To help minimize my cooking time, I've started preparing an easy to pack lunch on Sundays. I've found grain based salads keep well through the week. Soups have been nice, especially being stuck in this never-ending winter. Sandwiches are easy, plus my husband is always craving them for some reason, but I find the typical pb&j or turkey a little too boring for my taste. It's tricker than you might think to pack an interesting, healthy sandwich that won't get soggy. This chicken salad was perfect. The fennel adds interest while the yogurt keeps it light and adds a nice tang. I served it on walnut-rye bread, but you could serve it on a bed of butter lettuce or toss it with whole grain penne for a creamy pasta salad.
Fennel - A popular vegetable in French and Italian cuisine. If you've never tried fennel before, when eaten raw, it's texture is similar to celery, with a fresh licorice flavor. The compound that lends it's flavor is called anethole, an anti-inflammatory and cancer protective phytochemical.
Shallots - A cousin of onion, garlic and leek. Shallots look like a small onion with pinkish purple flesh. Although they look similar, I wouldn't substitute onions for shallots, especially in recipes that call for them raw. Shallots have a milder and sweeter flavor that won't overpower the dish. Like their cousins, shallots are packed with flavinoid anti-oxidants like quercetin. They're also packed with an sulfurous anti-oxidant compound called allicin (pronounced Allison). After chopping a shallot (or garlic, another allicin rich food), allow it to sit for a few minutes. The enzymes that are released will convert compounds stored in the cells into allicin, which can help reduce blood pressure inhibits blood clot formation. Need more evidence for allicin's health benefits? My 95 year old great uncle has been eating a few cloves of garlic every day at least as long as I've been alive. He is as sprightly as one in their nineties can possibly be, and despite the garlic breath, married to a much younger woman. Mayonaise - Okay, so not exactly a health food, but also not as bad as it's cracked up to be. Homemade mayo is simply oil emulsified with egg yolk and a few flavoring ingredients. If it is made with a healthy oil, then it's healthy. Skip light or lowfat mayonaise, which besides tasting pretty aweful, is heavily processed. Instead, look for real mayonaise, made with a healthy oil like olive or organic canola. If you want to cut the calories, mix it with nonfat plain Greek yogurt.
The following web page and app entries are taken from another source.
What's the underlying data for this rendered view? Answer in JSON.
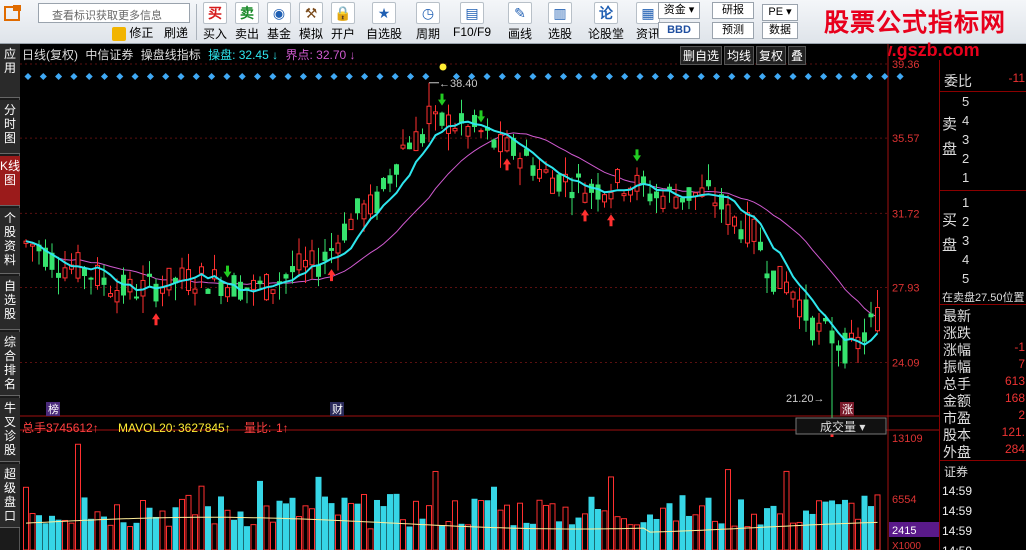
{
  "toolbar": {
    "search_placeholder": "查看标识获取更多信息",
    "sub_buttons": [
      "修正",
      "刷递"
    ],
    "buttons": [
      {
        "id": "buy",
        "label": "买入",
        "icon": "buy-icon",
        "glyph": "买",
        "color": "#d61b1b"
      },
      {
        "id": "sell",
        "label": "卖出",
        "icon": "sell-icon",
        "glyph": "卖",
        "color": "#1a8a2a"
      },
      {
        "id": "fund",
        "label": "基金",
        "icon": "fund-icon",
        "glyph": "◉",
        "color": "#1f5fb3"
      },
      {
        "id": "simulate",
        "label": "模拟",
        "icon": "hammer-icon",
        "glyph": "⚒",
        "color": "#7a4a1a"
      },
      {
        "id": "open",
        "label": "开户",
        "icon": "lock-icon",
        "glyph": "🔒",
        "color": "#555"
      },
      {
        "id": "watchlist",
        "label": "自选股",
        "icon": "star-icon",
        "glyph": "★",
        "color": "#1f5fb3"
      },
      {
        "id": "period",
        "label": "周期",
        "icon": "clock-icon",
        "glyph": "◷",
        "color": "#1f5fb3"
      },
      {
        "id": "f10",
        "label": "F10/F9",
        "icon": "document-icon",
        "glyph": "▤",
        "color": "#1f5fb3"
      },
      {
        "id": "draw",
        "label": "画线",
        "icon": "pencil-icon",
        "glyph": "✎",
        "color": "#1f5fb3"
      },
      {
        "id": "select",
        "label": "选股",
        "icon": "filter-icon",
        "glyph": "▥",
        "color": "#1f5fb3"
      },
      {
        "id": "forum",
        "label": "论股堂",
        "icon": "forum-icon",
        "glyph": "论",
        "color": "#1f5fb3"
      },
      {
        "id": "news",
        "label": "资讯",
        "icon": "news-icon",
        "glyph": "▦",
        "color": "#1f5fb3"
      }
    ],
    "mini_buttons": [
      "资金",
      "研报",
      "PE",
      "BBD",
      "预测",
      "数据"
    ]
  },
  "brand": {
    "title": "股票公式指标网",
    "url": "www.gszb.com"
  },
  "side_tabs": [
    {
      "label": "应用"
    },
    {
      "label": "分时图"
    },
    {
      "label": "K线图"
    },
    {
      "label": "个股资料"
    },
    {
      "label": "自选股"
    },
    {
      "label": "综合排名"
    },
    {
      "label": "牛叉诊股"
    },
    {
      "label": "超级盘口"
    }
  ],
  "chart_header": {
    "period": "日线(复权)",
    "stock": "中信证券",
    "indicator_name": "操盘线指标",
    "caopan_label": "操盘:",
    "caopan_value": "32.45",
    "jiedian_label": "界点:",
    "jiedian_value": "32.70"
  },
  "chart_tabs": [
    "删自选",
    "均线",
    "复权",
    "叠"
  ],
  "price_axis": [
    "39.36",
    "35.57",
    "31.72",
    "27.93",
    "24.09"
  ],
  "annotations": {
    "high": "38.40",
    "low": "21.20",
    "tag_bang": "榜",
    "tag_cai": "财",
    "tag_zhang": "涨"
  },
  "volume_header": {
    "total_label": "总手:",
    "total_value": "3745612",
    "mavol_label": "MAVOL20:",
    "mavol_value": "3627845",
    "ratio_label": "量比:",
    "ratio_value": "1",
    "dropdown": "成交量"
  },
  "volume_axis": [
    "13109",
    "6554",
    "2415",
    "X1000"
  ],
  "chart_data": {
    "type": "candlestick",
    "price_range": [
      21.2,
      39.36
    ],
    "volume_unit": "X1000",
    "volume_range": [
      0,
      13109
    ],
    "series": [
      {
        "name": "操盘",
        "color": "#2ee6ee"
      },
      {
        "name": "界点",
        "color": "#d05ad0"
      }
    ]
  },
  "quote": {
    "weibi_label": "委比",
    "weibi_value": "-11",
    "sell_label": "卖盘",
    "buy_label": "买盘",
    "levels": [
      "5",
      "4",
      "3",
      "2",
      "1"
    ],
    "sell_note": "在卖盘27.50位置",
    "stats": [
      {
        "label": "最新",
        "value": ""
      },
      {
        "label": "涨跌",
        "value": ""
      },
      {
        "label": "涨幅",
        "value": "-1"
      },
      {
        "label": "振幅",
        "value": "7"
      },
      {
        "label": "总手",
        "value": "613"
      },
      {
        "label": "金额",
        "value": "168"
      },
      {
        "label": "市盈",
        "value": "2"
      },
      {
        "label": "股本",
        "value": "121."
      },
      {
        "label": "外盘",
        "value": "284"
      }
    ],
    "trades_label": "证券",
    "trades": [
      "14:59",
      "14:59",
      "14:59",
      "14:59"
    ]
  }
}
- 3 cups cooked shredded chicken
- 1 small fennel bulb
- 2 tbsp almonds
- 1 medium shallot, minced
- 1/3 cup olive oil mayonnaise
- 1/2 cup nonfat plain Greek yogurt
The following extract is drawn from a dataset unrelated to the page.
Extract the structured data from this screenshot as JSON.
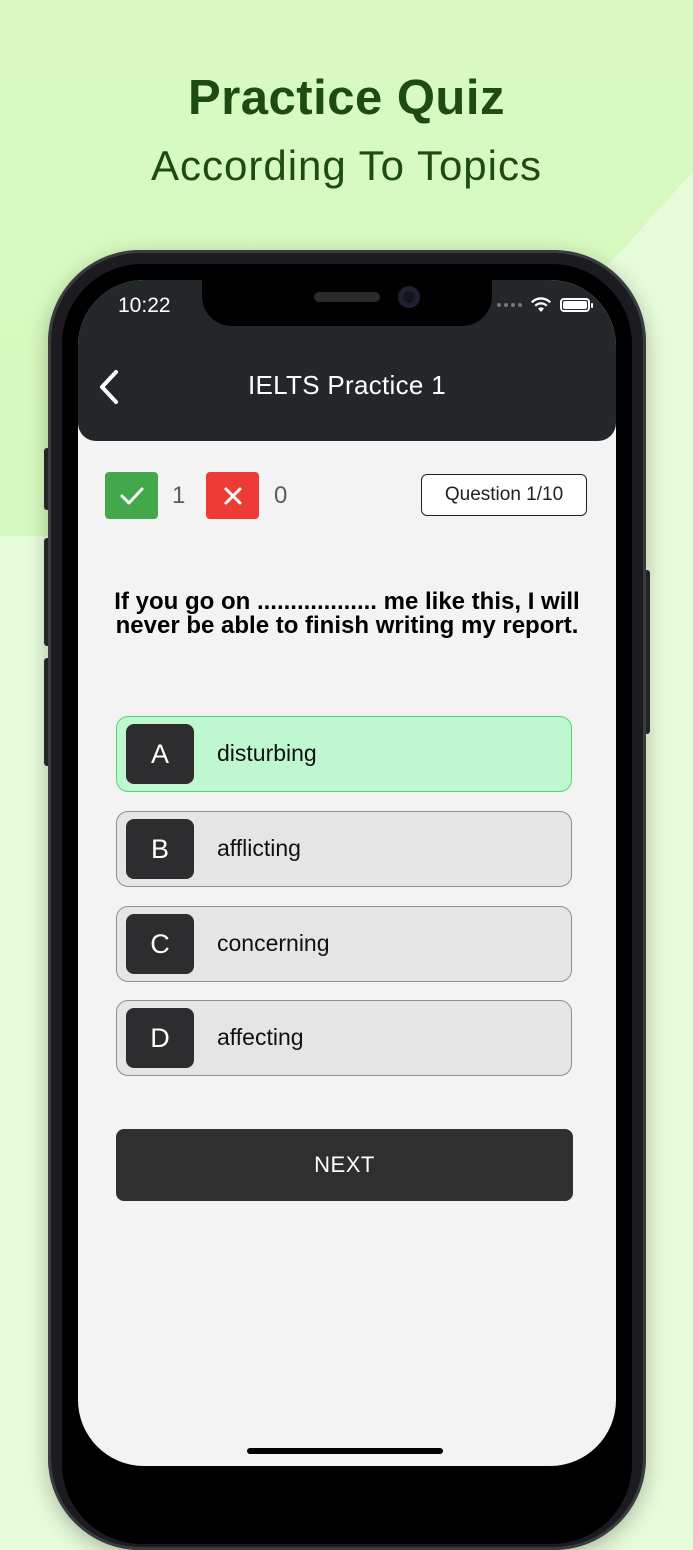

- zest from 2 lemons
- 1 tsp Dijon mustard (we used my favorite fig mustard, but I doubt you have it on hand)
- Salt and black pepper to taste
- Toast the almonds in a dry skillet, or in the toaster oven until fragrant. Allow to cool, then roughly chop.
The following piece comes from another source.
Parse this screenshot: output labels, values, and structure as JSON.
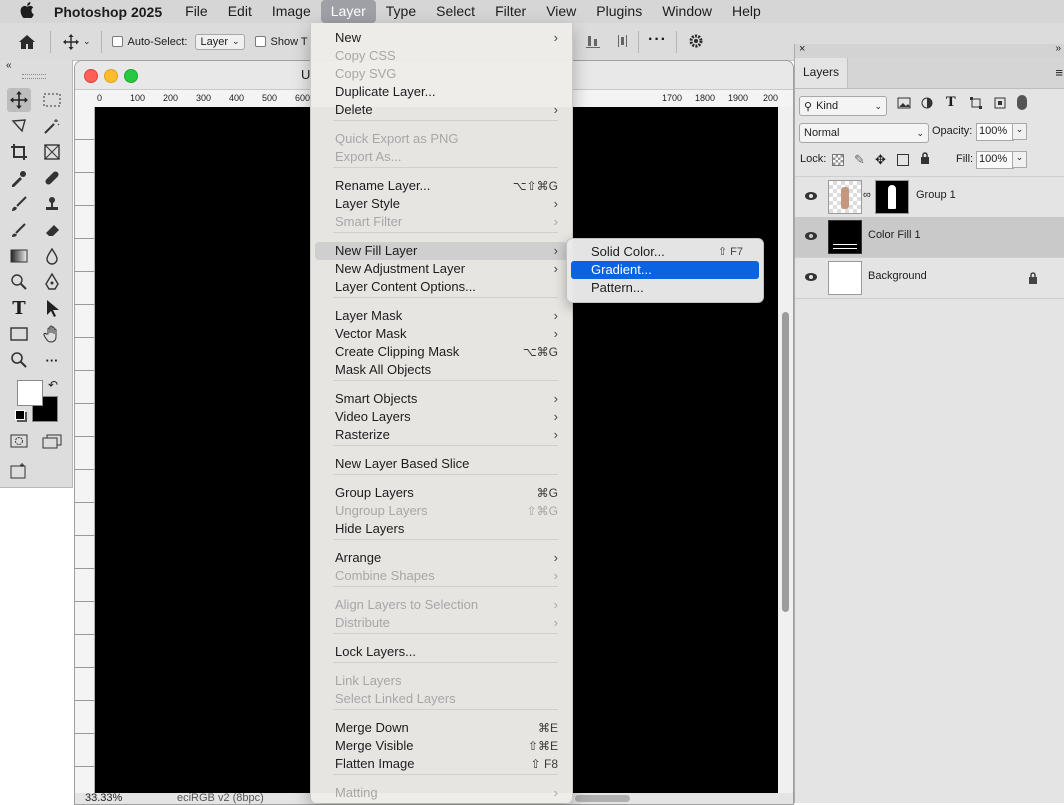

- Meanwhile, cut off the stems from the fennel and the bottom of the bulb. Chop the bulb and place in a large bowl. Chop about 1/4 cup of the feathery fronds of the fennel, and place in the same bowl. Add the almonds, chicken, and shallot. Toss.
- In a small bowl, whisk together the mayonnaise, zest, and mustard. Season with salt and pepper to taste.
- Add to the fennel-chicken mixture and toss to coat. Refrigerate at least 30 minutes then serve as desired.